7. Tennys Sandgren
8. Evan King
9. Jordan Cox
10. Chase Buchanan
11. Harry Fowler
12. Mitchell Frank
13. Jarmere Jenkins
14. Junior Ore
15. Bo Seal
16. Bob Van Overbeek
17. JT Sundling
18. Dennis Novikov
19. Raymond Sarmiento
20. Matt Kandath
21. Ryan Lipman
22. Alex Llompart
23. Sean Berman
24. Jack Sock
25. Frank Saba
26. Connor Smith
27. Ian Chadwell
28. Lawrence Formentera
29. Zach Leslie
30. Dennis Lin
31. Sekou Bangoura
32. Walker Kehrer

This would leave the following dangerous floaters...

Ryan Noble
Marc Powers
Mousheg Hovhannisyan
Christian Harrison (assuming he plays 18s)
Kyle McMorrow
John Huang
Daniel Kosakowski
Clay Thompson

Klahn and Buchanan and Jenkins are the three who don't really fit well into the ATP, ITF, USTA tiered approach to seeding here. Should be interesting. Didn't realize the tourney was late this year so I may not be able to make it. That would be a bummer.

Colette Lewis said...

@Brent:
Klahn, Llompart and McMorrow aren't age-eligible this year, and I don't think Britton is going to play, but glad you're thinking about this.

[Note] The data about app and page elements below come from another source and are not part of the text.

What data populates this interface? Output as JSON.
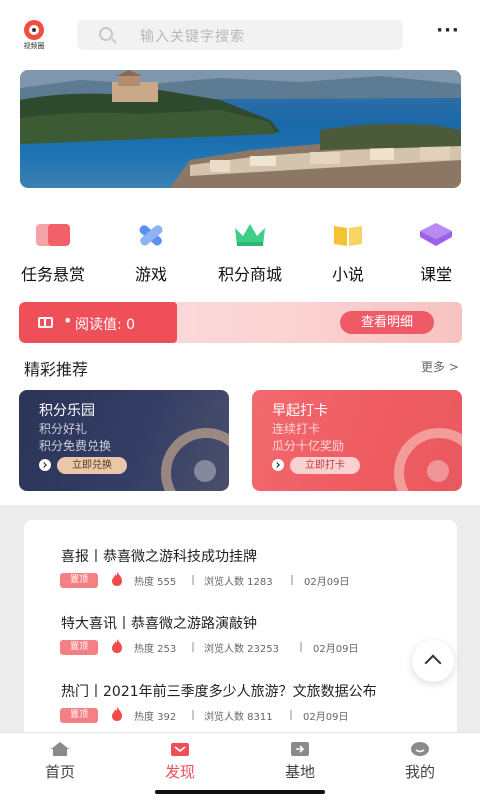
{
  "header": {
    "logo_text": "视频圈",
    "search_placeholder": "输入关键字搜索",
    "more_glyph": "···"
  },
  "quick_entries": [
    {
      "label": "任务悬赏",
      "icon": "task-icon",
      "color": "#f2606a"
    },
    {
      "label": "游戏",
      "icon": "game-icon",
      "color": "#5b8ff0"
    },
    {
      "label": "积分商城",
      "icon": "mall-icon",
      "color": "#3fce86"
    },
    {
      "label": "小说",
      "icon": "novel-icon",
      "color": "#f5c233"
    },
    {
      "label": "课堂",
      "icon": "class-icon",
      "color": "#9a63e8"
    }
  ],
  "reading": {
    "dot": "•",
    "label": "阅读值: 0",
    "detail_button": "查看明细"
  },
  "recommend": {
    "title": "精彩推荐",
    "more": "更多 >"
  },
  "cards": [
    {
      "title": "积分乐园",
      "sub1": "积分好礼",
      "sub2": "积分免费兑换",
      "button": "立即兑换"
    },
    {
      "title": "早起打卡",
      "sub1": "连续打卡",
      "sub2": "瓜分十亿奖励",
      "button": "立即打卡"
    }
  ],
  "news": [
    {
      "title": "喜报丨恭喜微之游科技成功挂牌",
      "tag": "置顶",
      "heat": "热度 555",
      "views": "浏览人数 1283",
      "date": "02月09日"
    },
    {
      "title": "特大喜讯丨恭喜微之游路演敲钟",
      "tag": "置顶",
      "heat": "热度 253",
      "views": "浏览人数 23253",
      "date": "02月09日"
    },
    {
      "title": "热门丨2021年前三季度多少人旅游？文旅数据公布",
      "tag": "置顶",
      "heat": "热度 392",
      "views": "浏览人数 8311",
      "date": "02月09日"
    }
  ],
  "tabs": [
    {
      "label": "首页",
      "icon": "home-icon"
    },
    {
      "label": "发现",
      "icon": "discover-icon",
      "active": true
    },
    {
      "label": "基地",
      "icon": "base-icon"
    },
    {
      "label": "我的",
      "icon": "profile-icon"
    }
  ],
  "colors": {
    "accent": "#ee4f57",
    "card_dark": "#2f3a62",
    "card_red": "#ef5c62"
  }
}
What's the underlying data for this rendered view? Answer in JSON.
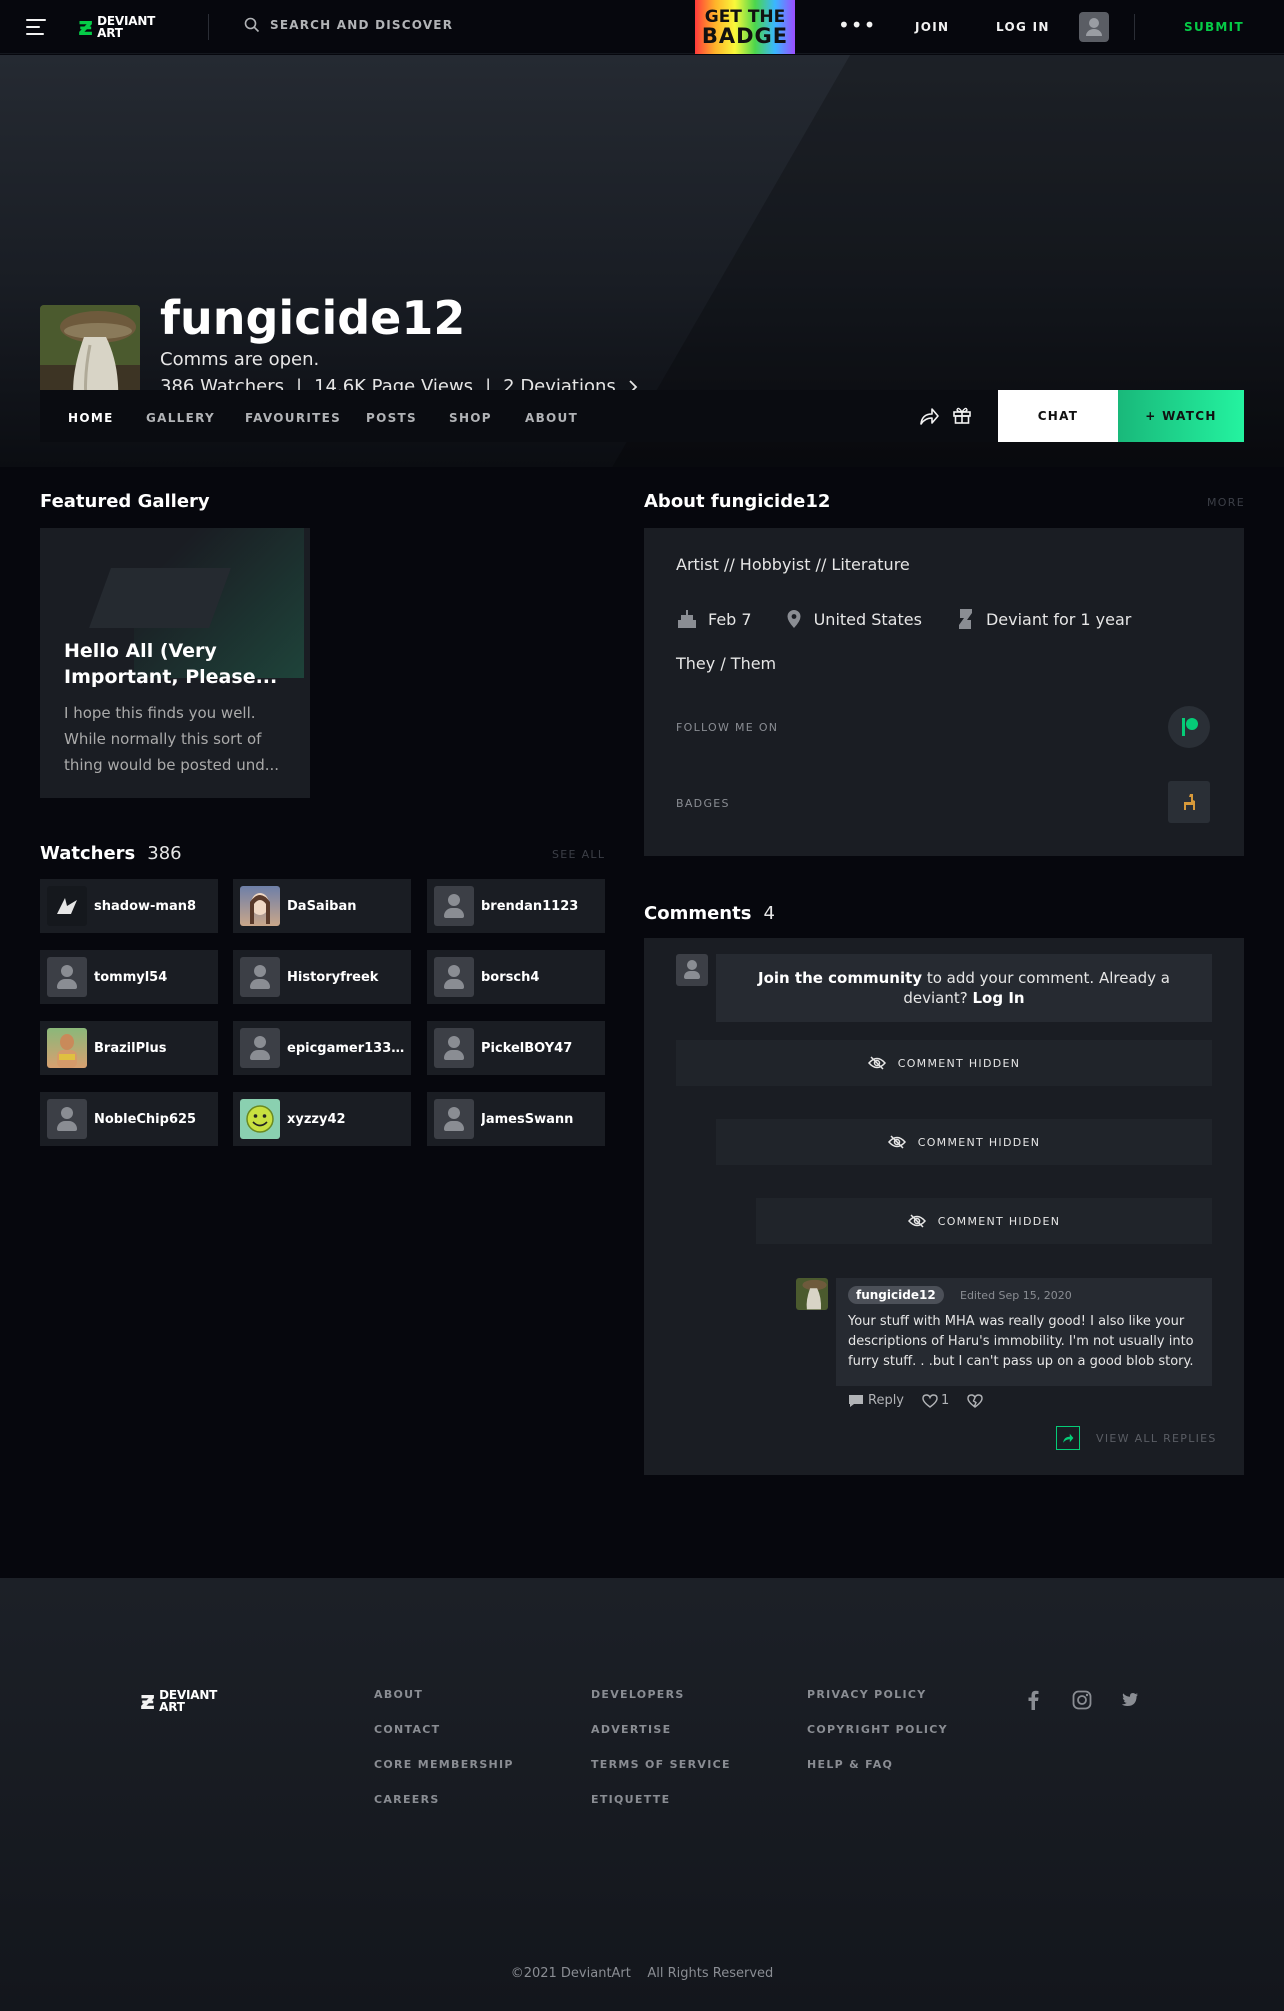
{
  "topbar": {
    "logo_line1": "DEVIANT",
    "logo_line2": "ART",
    "search_placeholder": "SEARCH AND DISCOVER",
    "ad_line1": "GET THE",
    "ad_line2": "BADGE",
    "more": "•••",
    "join": "JOIN",
    "login": "LOG IN",
    "submit": "SUBMIT"
  },
  "profile": {
    "username": "fungicide12",
    "tagline": "Comms are open.",
    "watchers": "386 Watchers",
    "page_views": "14.6K Page Views",
    "deviations": "2 Deviations",
    "separator": "|"
  },
  "profile_nav": {
    "tabs": [
      "HOME",
      "GALLERY",
      "FAVOURITES",
      "POSTS",
      "SHOP",
      "ABOUT"
    ],
    "chat": "CHAT",
    "watch": "+ WATCH"
  },
  "featured": {
    "title": "Featured Gallery",
    "card_title": "Hello All (Very Important, Please...",
    "card_body": "I hope this finds you well. While normally this sort of thing would be posted und..."
  },
  "watchers": {
    "title": "Watchers",
    "count": "386",
    "see_all": "SEE ALL",
    "items": [
      {
        "name": "shadow-man8"
      },
      {
        "name": "DaSaiban"
      },
      {
        "name": "brendan1123"
      },
      {
        "name": "tommyl54"
      },
      {
        "name": "Historyfreek"
      },
      {
        "name": "borsch4"
      },
      {
        "name": "BrazilPlus"
      },
      {
        "name": "epicgamer1337..."
      },
      {
        "name": "PickelBOY47"
      },
      {
        "name": "NobleChip625"
      },
      {
        "name": "xyzzy42"
      },
      {
        "name": "JamesSwann"
      }
    ]
  },
  "about": {
    "title": "About fungicide12",
    "more": "MORE",
    "roles": "Artist  //  Hobbyist  //  Literature",
    "birthday": "Feb 7",
    "location": "United States",
    "tenure": "Deviant for 1 year",
    "pronouns": "They / Them",
    "follow_label": "FOLLOW ME ON",
    "badges_label": "BADGES"
  },
  "comments": {
    "title": "Comments",
    "count": "4",
    "join_bold": "Join the community",
    "join_text": " to add your comment. Already a deviant? ",
    "join_login": "Log In",
    "hidden_label": "COMMENT HIDDEN",
    "reply_author": "fungicide12",
    "reply_edited": "Edited Sep 15, 2020",
    "reply_text": "Your stuff with MHA was really good! I also like your descriptions of Haru's immobility. I'm not usually into furry stuff. . .but I can't pass up on a good blob story.",
    "reply_label": "Reply",
    "likes": "1",
    "view_all": "VIEW ALL REPLIES"
  },
  "footer": {
    "col1": [
      "ABOUT",
      "CONTACT",
      "CORE MEMBERSHIP",
      "CAREERS"
    ],
    "col2": [
      "DEVELOPERS",
      "ADVERTISE",
      "TERMS OF SERVICE",
      "ETIQUETTE"
    ],
    "col3": [
      "PRIVACY POLICY",
      "COPYRIGHT POLICY",
      "HELP & FAQ"
    ],
    "copyright": "©2021 DeviantArt    All Rights Reserved"
  },
  "colors": {
    "accent": "#05cc47",
    "watch_gradient_end": "#24f3a0",
    "panel": "#1a1d23",
    "background": "#06070d"
  }
}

Austin said...

has Rhyne Williams done anything this year?

No, Britton isnt playing, he said as much last week when he told McCrea Wimby was his last junior tournament.

KZOO Mania Has Begun said...

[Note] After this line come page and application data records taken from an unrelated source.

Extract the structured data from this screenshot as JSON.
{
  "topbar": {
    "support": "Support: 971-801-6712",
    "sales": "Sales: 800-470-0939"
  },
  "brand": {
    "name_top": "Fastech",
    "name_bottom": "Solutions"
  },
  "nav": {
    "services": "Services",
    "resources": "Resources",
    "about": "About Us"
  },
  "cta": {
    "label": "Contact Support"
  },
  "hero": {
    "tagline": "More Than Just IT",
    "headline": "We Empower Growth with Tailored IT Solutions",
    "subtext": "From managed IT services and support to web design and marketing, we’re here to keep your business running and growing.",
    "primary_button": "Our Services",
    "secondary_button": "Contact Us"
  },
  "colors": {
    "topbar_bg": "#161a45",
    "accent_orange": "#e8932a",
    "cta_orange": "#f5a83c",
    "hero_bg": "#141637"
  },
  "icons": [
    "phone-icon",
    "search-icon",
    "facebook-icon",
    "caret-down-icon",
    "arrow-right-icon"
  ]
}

Here is my prediction of Top 16.
Please note--with Devin Britton winning NCAA's, I did not include him in the seedings.

1) Harrison (Highest ATP)
2) Domijan (2nd Highest ATP)
3) Buchanan(ATP 1010, 5th Kzoo'08)
4) Klahn (Quarters Kzoo'08)Pac10 W
5) Williams (Quarters Kzoo'08)
6) Jenkins (6th Kzoo'08)
7) Lipman (7th KZoo'08)High ITF'08
8) Kudla (Next highest ITF)
9) Sandgren (Next highest ITF)
10) King (Next highest ITF)
11) Cox (Next highest ITF)
12) Fowler (Next highest ITF)
13) Frank (Next highest ITF)
14) Ore (Next highest ITF)
15) Seal (Next highest ITF)
16) VanOverbeek (Next highest ITF)

Key Notables out are:

JT Sundling
Matthew Kandath
Raymond Sarmiento
Jack Sock
Amongst many others....

Going to be a deep KZOO

Brent said...

Colette, what are the rules on age eligible? Is it by month? Don't know why I thought it was just based on the tournament being scheduled to be completed before the 19th birthday. With Klahn's birthday on 8/20, thought he would then be eligible. Thanks for straightening me out.

10is said...

jack sock is going to play the boys 16s at kzoo.

Colette Lewis said...

@Brent
It is the month that you turn 19 that determines eligibility for USTA competition held in that month.

Brent said...

Doesn't seem like as long a list of folks as usual who could legitimately either play 16s or 18s. Kudla, Frank, etc. are obviously playing 18s because of past success. Sounds like Sock is playing 16s according to the poster above. Berman I'm sure will play 18s. That seems to leave Novikov and Christian Harrison as the big ones who could go either way. Anybody else I'm forgetting about?

Colette Lewis said...

@Brent--
Junior Ore, but I'm pretty sure he's playing 18s.

BTW, just noticed that Daniel Nguyen is still eligible this year.